● EXERCISE DIRECTIONS
Could you copy every record below exactly as it stands?

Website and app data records
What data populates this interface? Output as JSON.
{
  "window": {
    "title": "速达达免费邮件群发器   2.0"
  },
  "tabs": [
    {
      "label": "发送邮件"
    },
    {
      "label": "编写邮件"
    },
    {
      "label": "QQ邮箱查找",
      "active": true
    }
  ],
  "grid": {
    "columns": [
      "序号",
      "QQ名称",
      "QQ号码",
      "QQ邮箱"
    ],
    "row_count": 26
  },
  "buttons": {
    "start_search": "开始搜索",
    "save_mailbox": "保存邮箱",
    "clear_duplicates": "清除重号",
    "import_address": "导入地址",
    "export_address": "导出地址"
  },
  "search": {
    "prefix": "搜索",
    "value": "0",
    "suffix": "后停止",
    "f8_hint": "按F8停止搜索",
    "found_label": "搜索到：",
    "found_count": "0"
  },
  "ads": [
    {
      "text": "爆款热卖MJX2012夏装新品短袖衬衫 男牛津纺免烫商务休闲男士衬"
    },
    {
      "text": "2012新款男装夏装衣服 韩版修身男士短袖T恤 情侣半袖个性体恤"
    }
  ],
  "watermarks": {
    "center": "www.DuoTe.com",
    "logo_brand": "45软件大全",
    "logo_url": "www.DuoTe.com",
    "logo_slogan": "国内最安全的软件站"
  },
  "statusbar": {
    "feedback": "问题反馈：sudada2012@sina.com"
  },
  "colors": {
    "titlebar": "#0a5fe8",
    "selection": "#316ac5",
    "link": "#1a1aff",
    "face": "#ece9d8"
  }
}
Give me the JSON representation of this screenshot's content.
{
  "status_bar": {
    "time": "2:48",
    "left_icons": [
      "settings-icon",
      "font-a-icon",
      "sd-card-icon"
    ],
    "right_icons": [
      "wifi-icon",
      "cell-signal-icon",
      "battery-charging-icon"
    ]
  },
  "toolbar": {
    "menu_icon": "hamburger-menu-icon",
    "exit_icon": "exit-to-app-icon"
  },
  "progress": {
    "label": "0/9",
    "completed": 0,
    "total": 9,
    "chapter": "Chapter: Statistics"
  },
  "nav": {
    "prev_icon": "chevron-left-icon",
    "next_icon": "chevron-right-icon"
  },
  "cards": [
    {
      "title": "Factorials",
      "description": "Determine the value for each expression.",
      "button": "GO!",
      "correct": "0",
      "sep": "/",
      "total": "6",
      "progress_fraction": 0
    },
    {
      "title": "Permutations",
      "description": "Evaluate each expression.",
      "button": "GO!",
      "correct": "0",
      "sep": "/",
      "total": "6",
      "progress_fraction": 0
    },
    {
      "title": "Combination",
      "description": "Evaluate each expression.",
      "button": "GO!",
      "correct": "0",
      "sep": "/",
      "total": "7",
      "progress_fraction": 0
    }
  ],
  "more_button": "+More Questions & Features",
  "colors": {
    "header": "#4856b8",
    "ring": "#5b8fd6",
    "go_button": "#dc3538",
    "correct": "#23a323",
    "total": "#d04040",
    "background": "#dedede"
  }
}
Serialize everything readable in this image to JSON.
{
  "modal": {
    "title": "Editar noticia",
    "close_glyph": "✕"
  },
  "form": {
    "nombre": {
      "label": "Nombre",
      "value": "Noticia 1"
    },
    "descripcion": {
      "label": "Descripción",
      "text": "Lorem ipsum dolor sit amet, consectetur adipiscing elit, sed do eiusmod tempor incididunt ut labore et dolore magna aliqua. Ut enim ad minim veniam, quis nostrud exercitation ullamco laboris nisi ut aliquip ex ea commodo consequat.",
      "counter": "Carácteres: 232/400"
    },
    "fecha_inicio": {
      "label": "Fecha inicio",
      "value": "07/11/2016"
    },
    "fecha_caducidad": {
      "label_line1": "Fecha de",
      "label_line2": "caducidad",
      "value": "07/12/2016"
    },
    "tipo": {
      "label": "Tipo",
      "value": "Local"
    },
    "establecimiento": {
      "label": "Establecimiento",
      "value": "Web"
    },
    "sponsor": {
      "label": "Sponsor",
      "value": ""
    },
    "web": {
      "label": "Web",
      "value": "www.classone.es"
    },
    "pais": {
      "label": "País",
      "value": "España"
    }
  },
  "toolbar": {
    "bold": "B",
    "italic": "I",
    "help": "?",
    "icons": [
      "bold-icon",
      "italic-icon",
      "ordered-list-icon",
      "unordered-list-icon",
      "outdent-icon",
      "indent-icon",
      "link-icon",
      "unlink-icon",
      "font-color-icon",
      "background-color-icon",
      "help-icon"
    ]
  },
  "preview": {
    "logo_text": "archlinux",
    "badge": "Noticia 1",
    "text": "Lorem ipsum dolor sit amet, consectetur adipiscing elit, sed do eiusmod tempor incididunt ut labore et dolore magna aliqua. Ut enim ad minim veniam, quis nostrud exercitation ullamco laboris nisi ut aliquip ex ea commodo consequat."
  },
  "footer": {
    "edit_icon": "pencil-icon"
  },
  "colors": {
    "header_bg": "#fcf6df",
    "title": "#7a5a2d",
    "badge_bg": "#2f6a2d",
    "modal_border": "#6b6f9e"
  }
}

● EXPECTED OUTPUT
What data populates this interface? Output as JSON.
{
  "window": {
    "title": "速达达免费邮件群发器   2.0"
  },
  "tabs": [
    {
      "label": "发送邮件"
    },
    {
      "label": "编写邮件"
    },
    {
      "label": "QQ邮箱查找",
      "active": true
    }
  ],
  "grid": {
    "columns": [
      "序号",
      "QQ名称",
      "QQ号码",
      "QQ邮箱"
    ],
    "row_count": 26
  },
  "buttons": {
    "start_search": "开始搜索",
    "save_mailbox": "保存邮箱",
    "clear_duplicates": "清除重号",
    "import_address": "导入地址",
    "export_address": "导出地址"
  },
  "search": {
    "prefix": "搜索",
    "value": "0",
    "suffix": "后停止",
    "f8_hint": "按F8停止搜索",
    "found_label": "搜索到：",
    "found_count": "0"
  },
  "ads": [
    {
      "text": "爆款热卖MJX2012夏装新品短袖衬衫 男牛津纺免烫商务休闲男士衬"
    },
    {
      "text": "2012新款男装夏装衣服 韩版修身男士短袖T恤 情侣半袖个性体恤"
    }
  ],
  "watermarks": {
    "center": "www.DuoTe.com",
    "logo_brand": "45软件大全",
    "logo_url": "www.DuoTe.com",
    "logo_slogan": "国内最安全的软件站"
  },
  "statusbar": {
    "feedback": "问题反馈：sudada2012@sina.com"
  },
  "colors": {
    "titlebar": "#0a5fe8",
    "selection": "#316ac5",
    "link": "#1a1aff",
    "face": "#ece9d8"
  }
}
Give me the JSON representation of this screenshot's content.
{
  "status_bar": {
    "time": "2:48",
    "left_icons": [
      "settings-icon",
      "font-a-icon",
      "sd-card-icon"
    ],
    "right_icons": [
      "wifi-icon",
      "cell-signal-icon",
      "battery-charging-icon"
    ]
  },
  "toolbar": {
    "menu_icon": "hamburger-menu-icon",
    "exit_icon": "exit-to-app-icon"
  },
  "progress": {
    "label": "0/9",
    "completed": 0,
    "total": 9,
    "chapter": "Chapter: Statistics"
  },
  "nav": {
    "prev_icon": "chevron-left-icon",
    "next_icon": "chevron-right-icon"
  },
  "cards": [
    {
      "title": "Factorials",
      "description": "Determine the value for each expression.",
      "button": "GO!",
      "correct": "0",
      "sep": "/",
      "total": "6",
      "progress_fraction": 0
    },
    {
      "title": "Permutations",
      "description": "Evaluate each expression.",
      "button": "GO!",
      "correct": "0",
      "sep": "/",
      "total": "6",
      "progress_fraction": 0
    },
    {
      "title": "Combination",
      "description": "Evaluate each expression.",
      "button": "GO!",
      "correct": "0",
      "sep": "/",
      "total": "7",
      "progress_fraction": 0
    }
  ],
  "more_button": "+More Questions & Features",
  "colors": {
    "header": "#4856b8",
    "ring": "#5b8fd6",
    "go_button": "#dc3538",
    "correct": "#23a323",
    "total": "#d04040",
    "background": "#dedede"
  }
}
Serialize everything readable in this image to JSON.
{
  "modal": {
    "title": "Editar noticia",
    "close_glyph": "✕"
  },
  "form": {
    "nombre": {
      "label": "Nombre",
      "value": "Noticia 1"
    },
    "descripcion": {
      "label": "Descripción",
      "text": "Lorem ipsum dolor sit amet, consectetur adipiscing elit, sed do eiusmod tempor incididunt ut labore et dolore magna aliqua. Ut enim ad minim veniam, quis nostrud exercitation ullamco laboris nisi ut aliquip ex ea commodo consequat.",
      "counter": "Carácteres: 232/400"
    },
    "fecha_inicio": {
      "label": "Fecha inicio",
      "value": "07/11/2016"
    },
    "fecha_caducidad": {
      "label_line1": "Fecha de",
      "label_line2": "caducidad",
      "value": "07/12/2016"
    },
    "tipo": {
      "label": "Tipo",
      "value": "Local"
    },
    "establecimiento": {
      "label": "Establecimiento",
      "value": "Web"
    },
    "sponsor": {
      "label": "Sponsor",
      "value": ""
    },
    "web": {
      "label": "Web",
      "value": "www.classone.es"
    },
    "pais": {
      "label": "País",
      "value": "España"
    }
  },
  "toolbar": {
    "bold": "B",
    "italic": "I",
    "help": "?",
    "icons": [
      "bold-icon",
      "italic-icon",
      "ordered-list-icon",
      "unordered-list-icon",
      "outdent-icon",
      "indent-icon",
      "link-icon",
      "unlink-icon",
      "font-color-icon",
      "background-color-icon",
      "help-icon"
    ]
  },
  "preview": {
    "logo_text": "archlinux",
    "badge": "Noticia 1",
    "text": "Lorem ipsum dolor sit amet, consectetur adipiscing elit, sed do eiusmod tempor incididunt ut labore et dolore magna aliqua. Ut enim ad minim veniam, quis nostrud exercitation ullamco laboris nisi ut aliquip ex ea commodo consequat."
  },
  "footer": {
    "edit_icon": "pencil-icon"
  },
  "colors": {
    "header_bg": "#fcf6df",
    "title": "#7a5a2d",
    "badge_bg": "#2f6a2d",
    "modal_border": "#6b6f9e"
  }
}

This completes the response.